A complete change in leadership is coming for one of the most important committees in the Senate, a change that could have trickle-down effects on the defense subcommittee that wields major influence over the Pentagon’s budget.
Sen. Patrick Leahy (D-Vt.) announced Nov. 15 that he would not seek reelection in 2022. Leahy currently serves as chair of the Senate Appropriations Committee, which oversees all discretionary spending legislation.
Senate committee leadership posts are most commonly decided by seniority—Sen. Dianne Feinstein (D-Calif.) is currently the second-most senior Democrat on the Appropriations panel but is widely expected to pass up the job as she did for the Senate Judiciary Committee during the current Congress.
Without Feinstein, Sen. Patty Murray (D-Wash.) is in line based off seniority to step up as either committee chair or vice chair, depending on which party controls the Senate after the 2022 midterms. She currently serves as chair of the Health, Education, Labor, and Pensions Committee.
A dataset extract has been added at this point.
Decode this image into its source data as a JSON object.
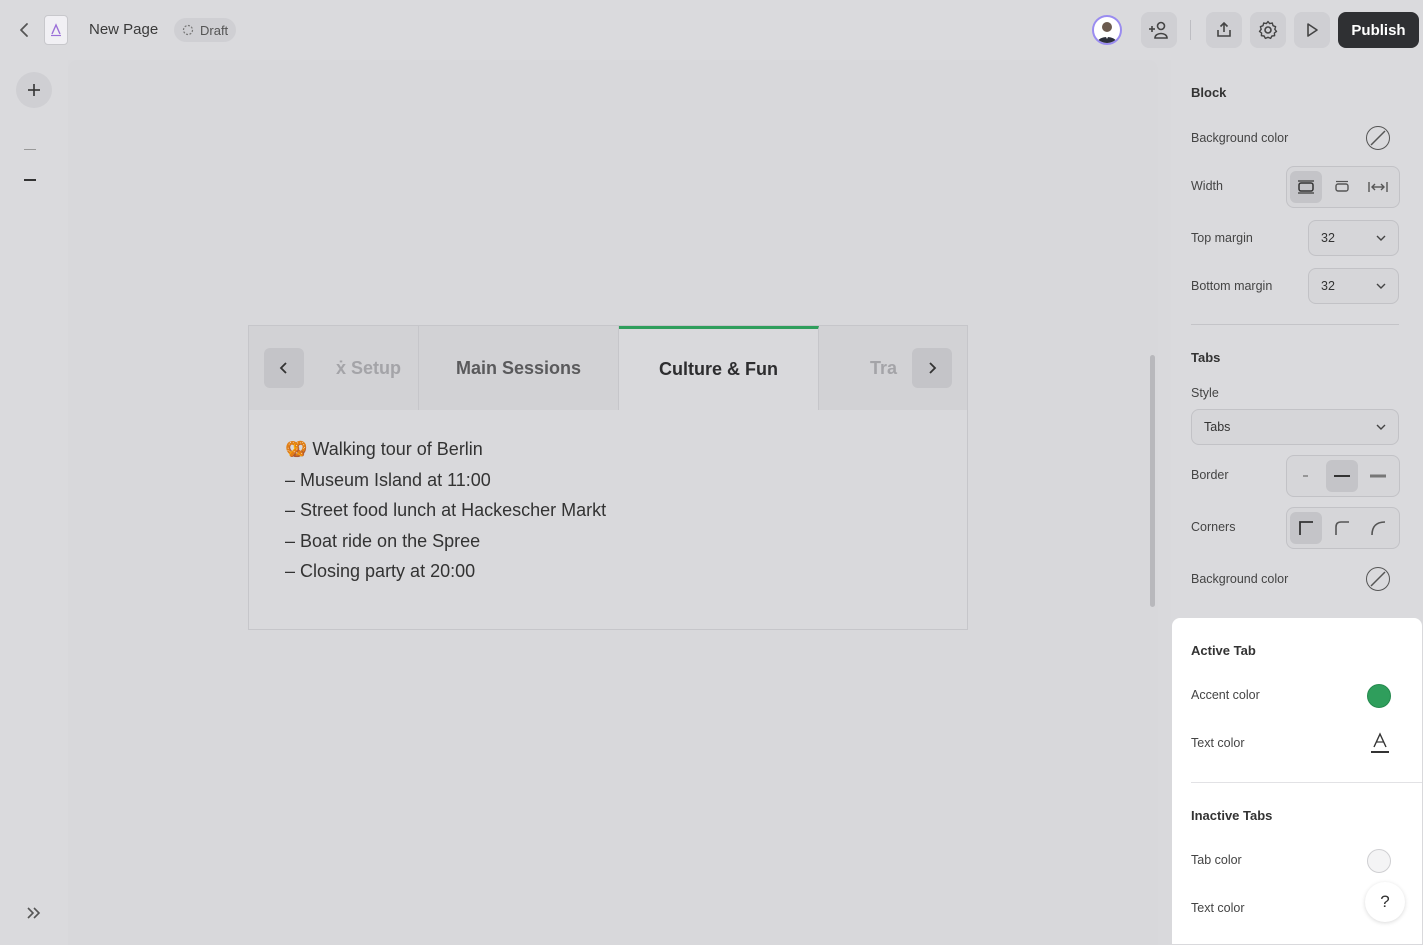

Meanwhile, the Appropriations vice chairman, Sen. Richard Shelby (R-Ala.), announced in February that he would retire rather than run for reelection in 2022. He’s followed in seniority by Sen. Mitch McConnell of Kentucky, but given McConnell’s status as leader of the party in the full Senate, he is exceedingly unlikely to take on additional duties as the chair of any committee.
That would leave Sen. Susan Collins (R-Maine) in line to take over as either chair or vice chair alongside Murray. A similar process could unfold on the Senate Appropriations defense subcommittee, where Shelby is also the ranking member, followed by McConnell and then Collins in seniority.
Sen. Jon Tester (D-Mont.) is the current chair of the defense subcommittee, one of 12 sub-panels under Appropriations, but Leahy was also a member of the panel, meaning his departure will leave an open seat, a relatively rare occurrence as of late—Democrats have added just two new members to the committee since 2015.
While the Senate Armed Services Committee exercises the most oversight over the Pentagon and generates the annual National Defense Authorization Act that sets policy and authorizes funding, it is the Appropriations Committee that oversees the actual appropriation of monies, and the Defense subcommittee in particular is responsible for drafting the initial version of the appropriations bill that funds the DOD.
Roughly half of all discretionary government spending goes to defense, making a spot on the Appropriations defense subcommittee “equivalent to being on the other 11 subcommittees,” Mark Harkins, senior fellow at the Government Affairs Institute at Georgetown University, told Air Force Magazine. That makes any opening or change on the defense subcommittee a coveted spot.
“When you think about an appropriations bill, the first place it has to pass is a subcommittee, the second place it has to pass is the full committee, and then it has to pass the House and the Senate floor,” Harkins said. “So at each one of those levels, you get a bite at the apple, so to speak. And so if you’re at the beginning of the process, you have more opportunities for more bites, which allows you … to try to ensure that policy and money is more directed towards your state or district.”
When Tester was named chair of the subcommittee earlier this year, observers noted the implications for nuclear modernization, as his home state of Montana hosts Malmstrom Air Force Base, one of three bases armed with intercontinental ballistic missiles.
Similarly, Murray and Collins’ potential leadership roles could have implications for their states. A recent Pentagon study found that Washington state ranked in the top 15 nationally in both defense spending and personnel stationed there, with Boeing accounting for $3.8 billion in defense contractor spending. The Air Force in particular spent more than $1.3 billion in Washington, 14th most among all states and the District of Columbia.
Maine, meanwhile, is farther down the list in terms of total money and personnel but ranks 11th in percentage of state GDP that comes from defense spending—roughly $1.8 billion of that goes to General Dynamics, which owns the Bath Iron Works shipyard. The Air Force spent just $55 million in Maine in 2020, 47th among states.
All of these moves are still more than a year away, however, as Leahy is set to stay in the Senate until his term ends in January 2023. In the meantime, he will likely play a leading role as Congress looks to pass the appropriation bills necessary to fund the government—the continuing resolution currently funding it at fiscal 2021 levels expires after Dec. 3.
“The most powerful nation on Earth is running on autopilot,” Leahy said in a speech on the floor of the Senate on Nov. 4. “And we only have four weeks until the government shutdown, unless Congress takes action. It’s not a theoretical exercise. The actions we take or don’t take in this chamber, with respect to the fiscal year 2022 appropriations bills, affect people’s lives, but also the direction of this nation.”